Although Gozin twice attempted to alert the Queen to the Duchess’s plight, she was never able to get access to her or pass on the message.
Gozin took photos of the Duchess in her bed which were published after her death.
They showed her lying amidst the machinery that was keeping her alive, with her head just visible above the sheets.
And, in what was a further indication of her life of utter misery, Dr Thin told a newspaper how he had ordered the Duchess’s wedding ring to be ‘gently cut off’ because of her severe arthritis.
During these last years and months, one consistent visitor was the Right Reverend James Leo, the Dean of the American Cathedral in Paris.

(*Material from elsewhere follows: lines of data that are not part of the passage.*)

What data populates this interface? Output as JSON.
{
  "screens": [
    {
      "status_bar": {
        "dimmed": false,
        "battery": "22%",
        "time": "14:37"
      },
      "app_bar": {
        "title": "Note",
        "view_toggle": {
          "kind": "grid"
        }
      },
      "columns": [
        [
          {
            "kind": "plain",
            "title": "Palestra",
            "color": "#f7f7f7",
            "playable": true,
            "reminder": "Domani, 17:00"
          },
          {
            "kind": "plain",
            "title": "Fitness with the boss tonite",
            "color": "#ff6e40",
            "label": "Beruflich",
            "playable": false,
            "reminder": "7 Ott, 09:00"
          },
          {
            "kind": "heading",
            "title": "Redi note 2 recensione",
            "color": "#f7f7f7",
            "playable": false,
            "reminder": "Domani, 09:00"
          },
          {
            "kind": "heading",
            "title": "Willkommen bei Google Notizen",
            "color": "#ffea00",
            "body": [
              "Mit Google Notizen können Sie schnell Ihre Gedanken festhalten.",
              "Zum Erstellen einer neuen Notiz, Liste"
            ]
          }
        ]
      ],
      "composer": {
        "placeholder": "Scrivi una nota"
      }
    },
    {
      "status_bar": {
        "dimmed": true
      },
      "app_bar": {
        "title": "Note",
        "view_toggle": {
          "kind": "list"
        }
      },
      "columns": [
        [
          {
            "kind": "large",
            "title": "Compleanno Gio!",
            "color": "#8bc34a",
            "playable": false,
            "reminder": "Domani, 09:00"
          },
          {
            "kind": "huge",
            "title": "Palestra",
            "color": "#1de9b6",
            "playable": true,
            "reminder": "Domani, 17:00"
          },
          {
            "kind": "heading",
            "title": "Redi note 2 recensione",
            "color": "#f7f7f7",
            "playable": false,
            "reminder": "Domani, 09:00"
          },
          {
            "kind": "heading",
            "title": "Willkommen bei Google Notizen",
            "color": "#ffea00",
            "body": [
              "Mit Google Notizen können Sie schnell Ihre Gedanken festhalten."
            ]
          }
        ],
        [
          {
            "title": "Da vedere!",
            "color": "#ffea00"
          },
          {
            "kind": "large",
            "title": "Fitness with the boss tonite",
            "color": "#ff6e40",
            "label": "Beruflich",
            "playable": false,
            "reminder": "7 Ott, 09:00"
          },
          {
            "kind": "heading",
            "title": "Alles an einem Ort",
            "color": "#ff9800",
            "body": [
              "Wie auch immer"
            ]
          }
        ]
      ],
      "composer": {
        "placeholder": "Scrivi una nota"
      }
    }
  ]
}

It was he who performed the last rites in April 1986. He said: ‘She squeezed my hand during the last rites and again as I read a short passage from the Bible.’

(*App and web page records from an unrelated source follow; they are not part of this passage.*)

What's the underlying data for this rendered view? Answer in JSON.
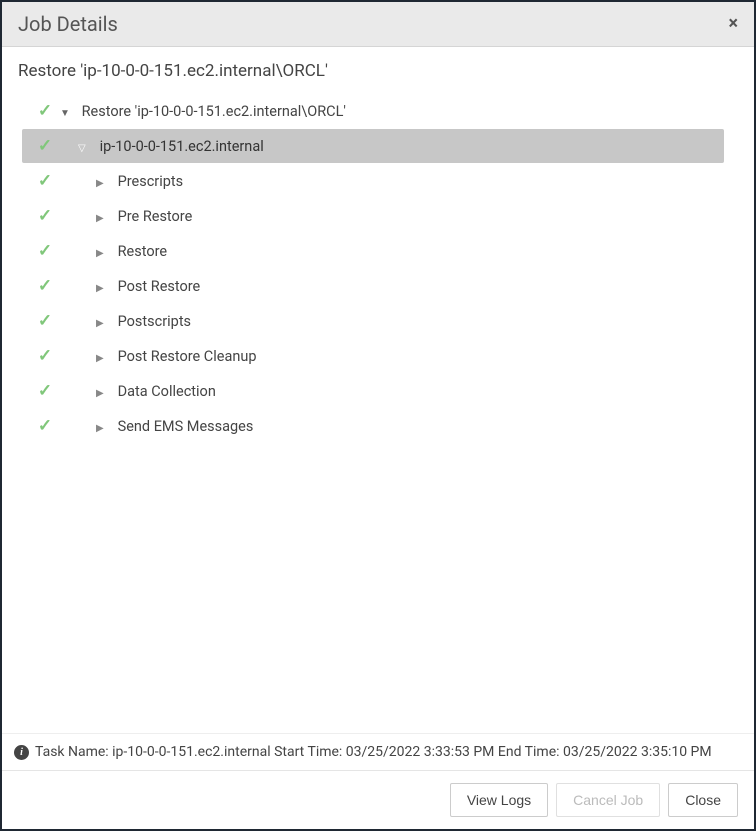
{
  "dialog": {
    "title": "Job Details",
    "close_label": "×"
  },
  "restore": {
    "title": "Restore 'ip-10-0-0-151.ec2.internal\\ORCL'"
  },
  "tree": {
    "root": {
      "label": "Restore 'ip-10-0-0-151.ec2.internal\\ORCL'"
    },
    "host": {
      "label": "ip-10-0-0-151.ec2.internal"
    },
    "steps": [
      {
        "label": "Prescripts"
      },
      {
        "label": "Pre Restore"
      },
      {
        "label": "Restore"
      },
      {
        "label": "Post Restore"
      },
      {
        "label": "Postscripts"
      },
      {
        "label": "Post Restore Cleanup"
      },
      {
        "label": "Data Collection"
      },
      {
        "label": "Send EMS Messages"
      }
    ]
  },
  "status": {
    "text": "Task Name: ip-10-0-0-151.ec2.internal Start Time: 03/25/2022 3:33:53 PM End Time: 03/25/2022 3:35:10 PM"
  },
  "footer": {
    "view_logs": "View Logs",
    "cancel_job": "Cancel Job",
    "close": "Close"
  }
}
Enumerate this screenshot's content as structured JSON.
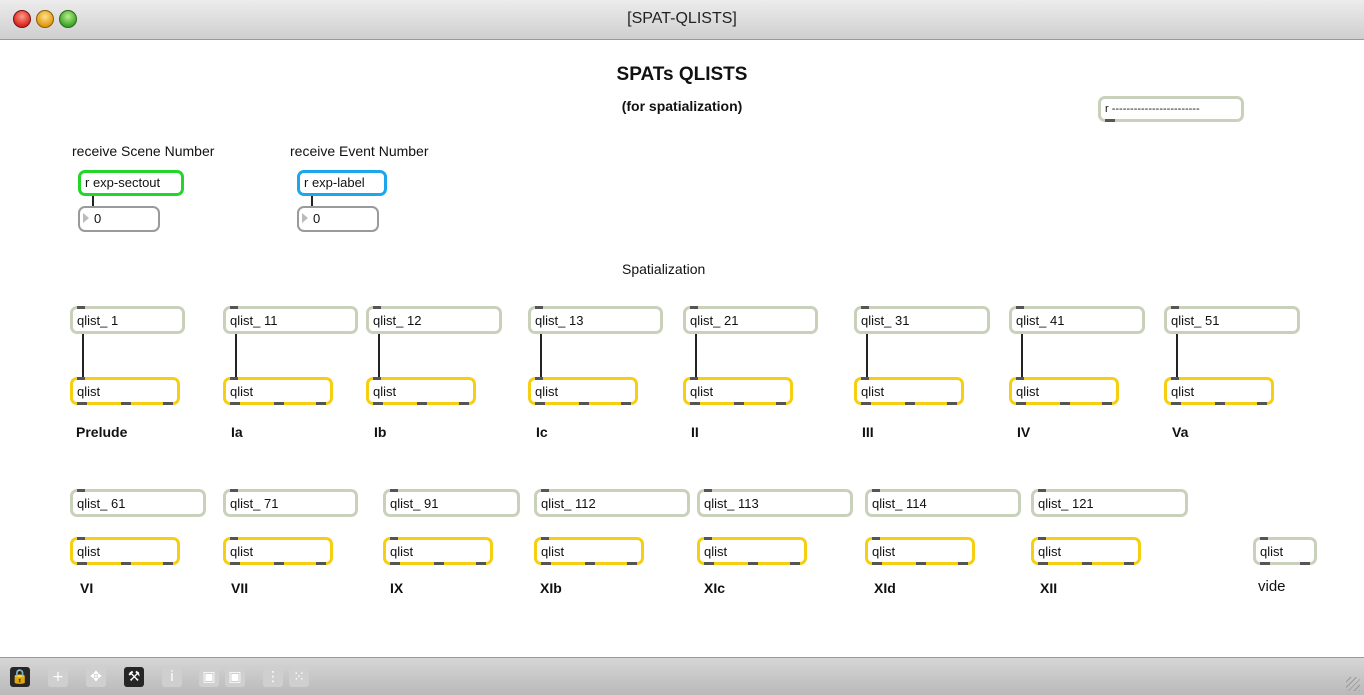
{
  "window": {
    "title": "[SPAT-QLISTS]"
  },
  "header": {
    "title": "SPATs  QLISTS",
    "subtitle": "(for spatialization)"
  },
  "receive_top_right": {
    "text": "r ------------------------"
  },
  "scene": {
    "label": "receive Scene Number",
    "receive": "r exp-sectout",
    "value": "0"
  },
  "event": {
    "label": "receive Event Number",
    "receive": "r exp-label",
    "value": "0"
  },
  "section_label": "Spatialization",
  "row1": [
    {
      "msg": "qlist_ 1",
      "obj": "qlist",
      "name": "Prelude"
    },
    {
      "msg": "qlist_ 11",
      "obj": "qlist",
      "name": "Ia"
    },
    {
      "msg": "qlist_ 12",
      "obj": "qlist",
      "name": "Ib"
    },
    {
      "msg": "qlist_ 13",
      "obj": "qlist",
      "name": "Ic"
    },
    {
      "msg": "qlist_ 21",
      "obj": "qlist",
      "name": "II"
    },
    {
      "msg": "qlist_ 31",
      "obj": "qlist",
      "name": "III"
    },
    {
      "msg": "qlist_ 41",
      "obj": "qlist",
      "name": "IV"
    },
    {
      "msg": "qlist_ 51",
      "obj": "qlist",
      "name": "Va"
    }
  ],
  "row2": [
    {
      "msg": "qlist_ 61",
      "obj": "qlist",
      "name": "VI"
    },
    {
      "msg": "qlist_ 71",
      "obj": "qlist",
      "name": "VII"
    },
    {
      "msg": "qlist_ 91",
      "obj": "qlist",
      "name": "IX"
    },
    {
      "msg": "qlist_ 112",
      "obj": "qlist",
      "name": "XIb"
    },
    {
      "msg": "qlist_ 113",
      "obj": "qlist",
      "name": "XIc"
    },
    {
      "msg": "qlist_ 114",
      "obj": "qlist",
      "name": "XId"
    },
    {
      "msg": "qlist_ 121",
      "obj": "qlist",
      "name": "XII"
    }
  ],
  "vide": {
    "obj": "qlist",
    "label": "vide"
  },
  "toolbar": [
    {
      "icon": "lock-icon",
      "glyph": "🔒"
    },
    {
      "icon": "add-icon",
      "glyph": "+"
    },
    {
      "icon": "move-icon",
      "glyph": "✥"
    },
    {
      "icon": "presentation-icon",
      "glyph": "⚒"
    },
    {
      "icon": "info-icon",
      "glyph": "i"
    },
    {
      "icon": "bring-front-icon",
      "glyph": "▣"
    },
    {
      "icon": "send-back-icon",
      "glyph": "▣"
    },
    {
      "icon": "grid-icon",
      "glyph": "⋮"
    },
    {
      "icon": "snap-grid-icon",
      "glyph": "⁙"
    }
  ]
}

When she did finally pass away, her close friend Lady Diana Mosley said her final years were ‘not really a life at all.’
‘I’m delighted to hear she has died. I wish she’d died many years ago,’ she added.
Her funeral service at St George’s Chapel lasted for less than half an hour and was stripped of nearly all the pomp and ceremony that usually marks a Royal passing.
Other members of the 100-strong guest list included the then Prince Charles and his wife Princess Diana, along with Prime Minister Margaret Thatcher and Labour leader Neil Kinnock.
On her coffin was a single wreath of white, orange and yellow lillies left by the Queen.
Her burial next to her husband outside Frogmore Mausoleum was attended by only the Queen, the Duke of Edinburgh, Prince Charles and Princess Diana and eight of Wallis’s aides and friends.
The Queen Mother, who had once called Wallis the ‘lowest of the low’, did not attend the burial, after being asked to stay away by the Queen.
Her burial next to her husband outside Frogmore Mausoleum was attended only by the Queen, the Duke of Edinburgh, Prince Charles, Diana and eight of Wallis’s aides and friends
However, there was one alleged flicker of emotion that perhaps signalled how, despite all that happened, feelings could be complicated.
According to Princess Diana, the Queen did shed a tear as the Duchess was laid to rest. She claimed it was the only time she had seen the monarch weep.
The laying to rest of the the Duchess of Windsor marked the final chapter in a marriage that had captivated and scandalised in equal measure.
At last, after nearly 15 years of loneliness, vulnerable to the demands of the predatory Blum, Wallis was back by the side of her beloved.